  1 3,347 329
REVIEW ARTICLES
Prevention of cardiovascular disease in India: Barriers and opportunities for nursing
Anice George, Sulochana Badagabettu, Kathy Berra, Linu Sara George, Veena Kamath, Latha Thimmappa
April-June 2018, 7(2):72-77
DOI:10.4103/JCPC.JCPC_31_17  
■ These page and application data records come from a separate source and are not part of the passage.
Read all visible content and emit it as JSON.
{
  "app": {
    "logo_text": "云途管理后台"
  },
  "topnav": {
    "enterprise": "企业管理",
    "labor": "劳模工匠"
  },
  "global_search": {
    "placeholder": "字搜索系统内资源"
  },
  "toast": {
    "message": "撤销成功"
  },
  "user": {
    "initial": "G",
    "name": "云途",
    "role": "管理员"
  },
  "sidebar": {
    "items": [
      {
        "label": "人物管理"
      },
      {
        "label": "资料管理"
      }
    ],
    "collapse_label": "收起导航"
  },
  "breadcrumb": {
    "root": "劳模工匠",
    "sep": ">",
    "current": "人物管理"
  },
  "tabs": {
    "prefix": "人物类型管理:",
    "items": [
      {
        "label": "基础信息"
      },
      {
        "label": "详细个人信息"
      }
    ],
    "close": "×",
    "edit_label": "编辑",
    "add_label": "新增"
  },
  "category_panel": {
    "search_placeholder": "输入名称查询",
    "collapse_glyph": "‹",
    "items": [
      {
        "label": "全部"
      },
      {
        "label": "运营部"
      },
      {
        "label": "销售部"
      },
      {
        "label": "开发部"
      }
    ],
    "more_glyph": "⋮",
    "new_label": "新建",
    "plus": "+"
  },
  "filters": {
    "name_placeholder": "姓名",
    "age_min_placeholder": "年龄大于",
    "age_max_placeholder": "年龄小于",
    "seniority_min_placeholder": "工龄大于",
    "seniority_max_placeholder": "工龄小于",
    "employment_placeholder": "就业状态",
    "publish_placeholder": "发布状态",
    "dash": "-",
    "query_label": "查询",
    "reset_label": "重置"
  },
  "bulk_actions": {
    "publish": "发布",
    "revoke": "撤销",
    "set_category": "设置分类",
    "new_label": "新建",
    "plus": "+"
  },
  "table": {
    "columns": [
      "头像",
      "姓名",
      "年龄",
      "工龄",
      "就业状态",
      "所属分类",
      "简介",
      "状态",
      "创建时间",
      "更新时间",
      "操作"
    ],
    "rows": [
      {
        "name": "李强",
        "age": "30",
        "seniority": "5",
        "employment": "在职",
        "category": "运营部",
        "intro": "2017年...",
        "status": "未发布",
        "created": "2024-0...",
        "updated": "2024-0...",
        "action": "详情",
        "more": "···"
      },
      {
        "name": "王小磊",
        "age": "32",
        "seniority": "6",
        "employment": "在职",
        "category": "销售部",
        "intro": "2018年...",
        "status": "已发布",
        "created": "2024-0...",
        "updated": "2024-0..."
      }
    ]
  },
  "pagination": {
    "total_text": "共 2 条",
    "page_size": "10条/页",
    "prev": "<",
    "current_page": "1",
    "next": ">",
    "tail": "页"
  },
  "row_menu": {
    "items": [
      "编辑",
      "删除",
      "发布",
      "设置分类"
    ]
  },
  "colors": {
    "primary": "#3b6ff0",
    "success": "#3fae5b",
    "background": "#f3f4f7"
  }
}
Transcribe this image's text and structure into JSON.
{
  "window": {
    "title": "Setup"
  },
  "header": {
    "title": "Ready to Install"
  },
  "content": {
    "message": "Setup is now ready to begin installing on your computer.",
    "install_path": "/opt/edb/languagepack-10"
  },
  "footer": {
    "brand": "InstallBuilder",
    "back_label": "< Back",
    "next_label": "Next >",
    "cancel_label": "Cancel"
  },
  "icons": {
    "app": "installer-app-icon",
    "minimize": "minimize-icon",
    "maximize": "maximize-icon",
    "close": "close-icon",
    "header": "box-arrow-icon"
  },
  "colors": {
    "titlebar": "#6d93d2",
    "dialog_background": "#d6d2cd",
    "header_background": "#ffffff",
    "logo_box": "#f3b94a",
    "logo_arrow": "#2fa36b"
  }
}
Currently, the nursing profession lacks specialized training, to be a part of preventive cardiovascular healthcare team. The article aims to describe the obstacles Indian nurses face in becoming active and valued members of the cardiovascular healthcare team and to propose solutions. Cardiovascular disease (CVD) imposes substantial and increasing physical, psychological, societal, and financial burdens. More emphasis needs to be placed on preventive measures, which should be made available and affordable in rural as well as urban areas. Nurses are well positioned to be leaders in these initiatives. However, nurses in India face numerous obstacles in providing optimal care, including a significant shortage of trained personnel. Nursing education at advanced levels needs to be standardized and should reflect core competencies. Appropriate use of nursing resources in CVD prevention can allow physicians to treat the sickest patients, reduce cost of care, and help relieve the human burden of morbidity and mortality due to CVD.
  1 5,682 493
* Source: CrossRef